Home > Korinthian Matters > New Additions to the Lakka Skoutara Archives

New Additions to the Lakka Skoutara Archives

We have added another series of photographs to our Omeka archive of archaeological and landscape photographs from Lakka Skoutara in the southeastern Korinthia. Tim Gregory and Lita Tzortzopoulou-Gregory took these photographs in the summer of 2009 and they were prepared for the archive by Kathy Nedergaard, an intern at our Working Group in Digital and New Media. The archive is now over 650 images each with some amount of meta data (including the name of the photographer, date of the photo, short description of the feature, and some rudimentary tagging).

These photographs feature alonia (threshing floors) and cisterns from the site. Both aloni and cisterns are common features in the Greek countryside. The substantial construction of both cisterns and aloni makes them enduring features of the Greek countryside and relatively easy to identify markers of intensive agricultural practices. Alonia were crucial to the production of wheat and cisterns, particular in the arid lands near the coast of the Saronic Gulf, were important for watering animals involved in threshing and their human companions.

We have full descriptions of the threshing floors and cisterns and before this archive is complete we’ll add the dimensions and even locations of these features to the images. But for now, enjoy the images.

Alonia (Threshing floors)

Aloni 2:


Aloni 3:



Aloni 6


Cisterns and Wells:


Cistern 3:


Cistern 5:


Cistern 6:


Cistern 8:


Cistern 9:


Well 1:


Well 2:


For more on this project:

Creating Ruins: Formation Process Pictures from Lakka Skoutara
Lakka Skoutara: A Partial Archive
Between Sea and Mountain: The Archaeology of a 20th Century “small world” in the upland basin of the southeastern Korinthia
Slopes and Terraces at Lakka Skoutara
Corinthian Infiltration: The Interior of Some Houses at Lakka Skoutara
Lakka Skoutara: The Survey
The Houses of Lakka Skoutara
Provisional Discard
Construction in the Corinthia

Categories: Korinthian Matters
  1. No comments yet.
  1. No trackbacks yet.

Leave a Reply

Fill in your details below or click an icon to log in:

WordPress.com Logo

You are commenting using your WordPress.com account.
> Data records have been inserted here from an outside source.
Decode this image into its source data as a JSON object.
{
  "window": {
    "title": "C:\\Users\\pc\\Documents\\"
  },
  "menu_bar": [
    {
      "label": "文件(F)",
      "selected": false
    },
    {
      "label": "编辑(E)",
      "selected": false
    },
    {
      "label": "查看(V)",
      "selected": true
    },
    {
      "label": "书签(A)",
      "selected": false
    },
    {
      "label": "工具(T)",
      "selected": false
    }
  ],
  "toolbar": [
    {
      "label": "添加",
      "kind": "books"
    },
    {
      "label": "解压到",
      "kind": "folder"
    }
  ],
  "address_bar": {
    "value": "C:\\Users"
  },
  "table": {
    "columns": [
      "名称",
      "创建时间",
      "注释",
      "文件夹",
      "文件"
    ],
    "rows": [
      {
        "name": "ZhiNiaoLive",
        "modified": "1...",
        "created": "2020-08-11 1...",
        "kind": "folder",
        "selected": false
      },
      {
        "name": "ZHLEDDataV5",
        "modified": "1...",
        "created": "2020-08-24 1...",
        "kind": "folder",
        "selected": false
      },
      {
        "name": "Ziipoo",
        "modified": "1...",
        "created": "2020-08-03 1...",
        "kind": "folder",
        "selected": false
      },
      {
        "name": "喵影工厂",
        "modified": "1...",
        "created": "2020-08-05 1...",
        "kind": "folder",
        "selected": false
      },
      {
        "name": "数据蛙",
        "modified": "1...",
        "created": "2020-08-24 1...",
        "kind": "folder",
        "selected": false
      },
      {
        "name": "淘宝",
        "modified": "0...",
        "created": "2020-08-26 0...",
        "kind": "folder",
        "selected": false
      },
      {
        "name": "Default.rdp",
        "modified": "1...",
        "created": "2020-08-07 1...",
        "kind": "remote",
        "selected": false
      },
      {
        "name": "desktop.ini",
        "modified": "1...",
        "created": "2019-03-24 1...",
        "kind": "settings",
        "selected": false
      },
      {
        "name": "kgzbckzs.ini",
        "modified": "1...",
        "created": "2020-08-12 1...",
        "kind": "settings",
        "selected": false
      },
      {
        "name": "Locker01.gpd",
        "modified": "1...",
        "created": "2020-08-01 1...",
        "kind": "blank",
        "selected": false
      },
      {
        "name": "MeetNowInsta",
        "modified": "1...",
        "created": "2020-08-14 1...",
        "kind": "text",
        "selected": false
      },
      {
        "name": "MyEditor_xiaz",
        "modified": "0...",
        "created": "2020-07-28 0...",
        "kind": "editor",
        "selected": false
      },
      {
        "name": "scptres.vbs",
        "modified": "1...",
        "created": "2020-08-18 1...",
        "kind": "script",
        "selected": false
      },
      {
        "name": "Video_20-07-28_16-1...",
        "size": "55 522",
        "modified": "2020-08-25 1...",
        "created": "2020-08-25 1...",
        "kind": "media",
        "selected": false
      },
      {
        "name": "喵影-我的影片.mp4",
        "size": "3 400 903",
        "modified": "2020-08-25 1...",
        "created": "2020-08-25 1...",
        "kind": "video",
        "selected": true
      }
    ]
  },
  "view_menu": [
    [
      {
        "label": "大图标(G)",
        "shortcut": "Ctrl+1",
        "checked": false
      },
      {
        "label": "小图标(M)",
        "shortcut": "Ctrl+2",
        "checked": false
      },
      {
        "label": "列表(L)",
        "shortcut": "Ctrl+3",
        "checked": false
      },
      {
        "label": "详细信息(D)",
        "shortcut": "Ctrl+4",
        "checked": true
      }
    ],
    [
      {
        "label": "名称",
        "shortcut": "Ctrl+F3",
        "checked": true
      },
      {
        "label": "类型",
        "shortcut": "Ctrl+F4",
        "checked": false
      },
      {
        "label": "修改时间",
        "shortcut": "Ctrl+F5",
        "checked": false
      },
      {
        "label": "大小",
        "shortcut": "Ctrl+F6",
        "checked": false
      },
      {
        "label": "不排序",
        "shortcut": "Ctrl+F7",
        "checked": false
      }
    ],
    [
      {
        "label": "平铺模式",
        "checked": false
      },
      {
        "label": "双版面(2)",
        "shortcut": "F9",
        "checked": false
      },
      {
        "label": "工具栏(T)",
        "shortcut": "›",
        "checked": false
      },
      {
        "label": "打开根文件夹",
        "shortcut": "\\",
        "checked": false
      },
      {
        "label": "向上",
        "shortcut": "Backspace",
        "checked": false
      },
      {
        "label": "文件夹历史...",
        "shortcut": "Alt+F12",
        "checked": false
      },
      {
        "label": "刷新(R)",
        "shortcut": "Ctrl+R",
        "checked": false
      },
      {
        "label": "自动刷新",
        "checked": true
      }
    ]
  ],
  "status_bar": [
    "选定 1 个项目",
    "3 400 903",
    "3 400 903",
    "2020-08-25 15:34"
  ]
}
Log Out /  Change )

Google+ photo

You are commenting using your Google+ account. Log Out /  Change )

Twitter picture

You are commenting using your Twitter account. Log Out /  Change )

Facebook photo

You are commenting using your Facebook account. Log Out /  Change )


Connecting to %s

%d bloggers like this: